- Opening Delimiter -

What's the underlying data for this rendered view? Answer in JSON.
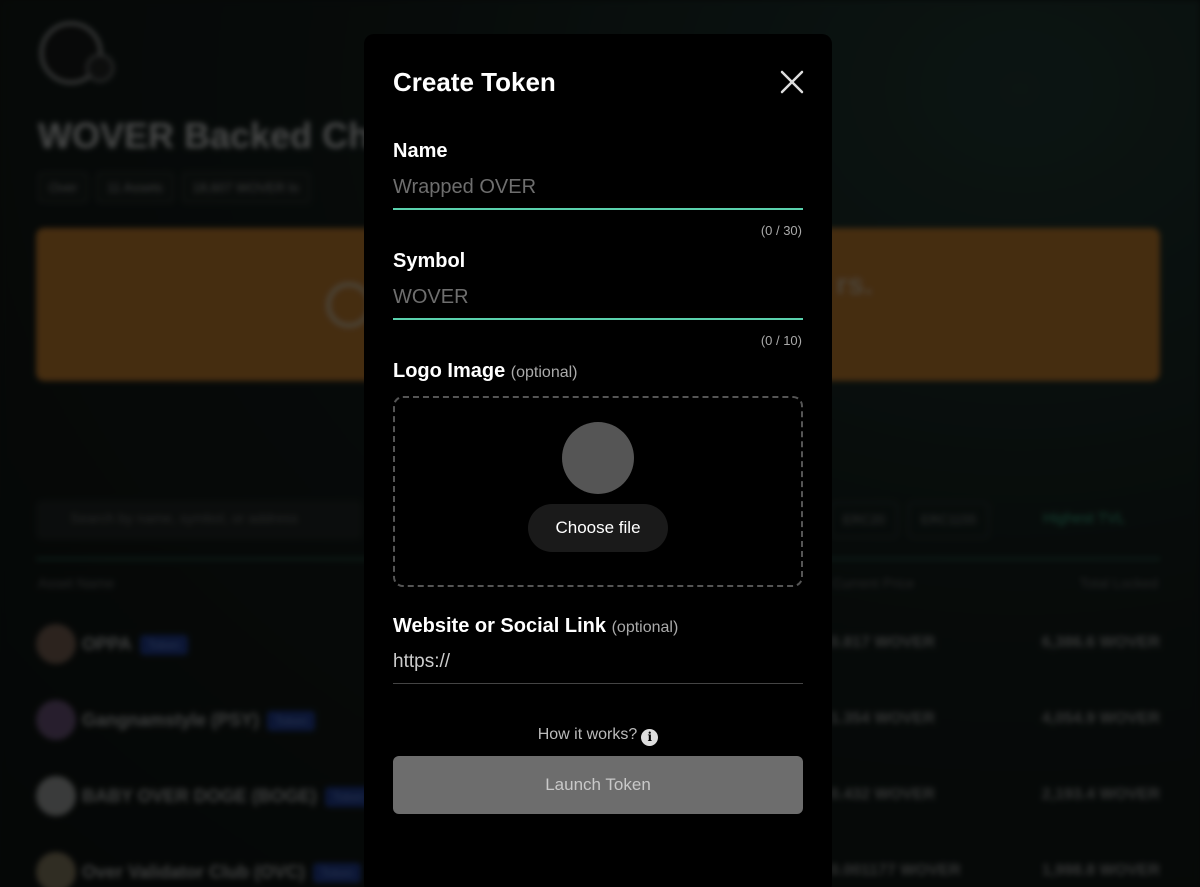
{
  "background": {
    "page_title": "WOVER Backed Chi",
    "pills": [
      "Over",
      "11 Assets",
      "18,607 WOVER lo"
    ],
    "banner_text": "rs.",
    "search_placeholder": "Search by name, symbol, or address",
    "filters": [
      "ERC20",
      "ERC1155"
    ],
    "sort_label": "Highest TVL",
    "columns": {
      "asset_name": "Asset Name",
      "current_price": "Current Price",
      "total_locked": "Total Locked"
    },
    "rows": [
      {
        "name": "OPPA",
        "tag": "Token",
        "price": "0.817 WOVER",
        "total": "6,386.6 WOVER"
      },
      {
        "name": "Gangnamstyle (PSY)",
        "tag": "Token",
        "price": "1.354 WOVER",
        "total": "4,054.9 WOVER"
      },
      {
        "name": "BABY OVER DOGE (BOGE)",
        "tag": "Token",
        "price": "0.432 WOVER",
        "total": "2,193.4 WOVER"
      },
      {
        "name": "Over Validator Club (OVC)",
        "tag": "Token",
        "price": "0.001177 WOVER",
        "total": "1,998.8 WOVER"
      }
    ]
  },
  "modal": {
    "title": "Create Token",
    "name_field": {
      "label": "Name",
      "placeholder": "Wrapped OVER",
      "counter": "(0 / 30)"
    },
    "symbol_field": {
      "label": "Symbol",
      "placeholder": "WOVER",
      "counter": "(0 / 10)"
    },
    "logo_field": {
      "label": "Logo Image",
      "optional": "(optional)",
      "button": "Choose file"
    },
    "link_field": {
      "label": "Website or Social Link",
      "optional": "(optional)",
      "value": "https://"
    },
    "how_it_works": "How it works?",
    "info_glyph": "i",
    "launch_button": "Launch Token"
  },
  "colors": {
    "accent": "#5ad1ad",
    "banner": "#e08a2c",
    "launch_disabled": "#6d6d6d"
  }
}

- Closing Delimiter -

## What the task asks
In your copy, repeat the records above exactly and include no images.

## Answer to the exercise
What's the underlying data for this rendered view? Answer in JSON.
{
  "background": {
    "page_title": "WOVER Backed Chi",
    "pills": [
      "Over",
      "11 Assets",
      "18,607 WOVER lo"
    ],
    "banner_text": "rs.",
    "search_placeholder": "Search by name, symbol, or address",
    "filters": [
      "ERC20",
      "ERC1155"
    ],
    "sort_label": "Highest TVL",
    "columns": {
      "asset_name": "Asset Name",
      "current_price": "Current Price",
      "total_locked": "Total Locked"
    },
    "rows": [
      {
        "name": "OPPA",
        "tag": "Token",
        "price": "0.817 WOVER",
        "total": "6,386.6 WOVER"
      },
      {
        "name": "Gangnamstyle (PSY)",
        "tag": "Token",
        "price": "1.354 WOVER",
        "total": "4,054.9 WOVER"
      },
      {
        "name": "BABY OVER DOGE (BOGE)",
        "tag": "Token",
        "price": "0.432 WOVER",
        "total": "2,193.4 WOVER"
      },
      {
        "name": "Over Validator Club (OVC)",
        "tag": "Token",
        "price": "0.001177 WOVER",
        "total": "1,998.8 WOVER"
      }
    ]
  },
  "modal": {
    "title": "Create Token",
    "name_field": {
      "label": "Name",
      "placeholder": "Wrapped OVER",
      "counter": "(0 / 30)"
    },
    "symbol_field": {
      "label": "Symbol",
      "placeholder": "WOVER",
      "counter": "(0 / 10)"
    },
    "logo_field": {
      "label": "Logo Image",
      "optional": "(optional)",
      "button": "Choose file"
    },
    "link_field": {
      "label": "Website or Social Link",
      "optional": "(optional)",
      "value": "https://"
    },
    "how_it_works": "How it works?",
    "info_glyph": "i",
    "launch_button": "Launch Token"
  },
  "colors": {
    "accent": "#5ad1ad",
    "banner": "#e08a2c",
    "launch_disabled": "#6d6d6d"
  }
}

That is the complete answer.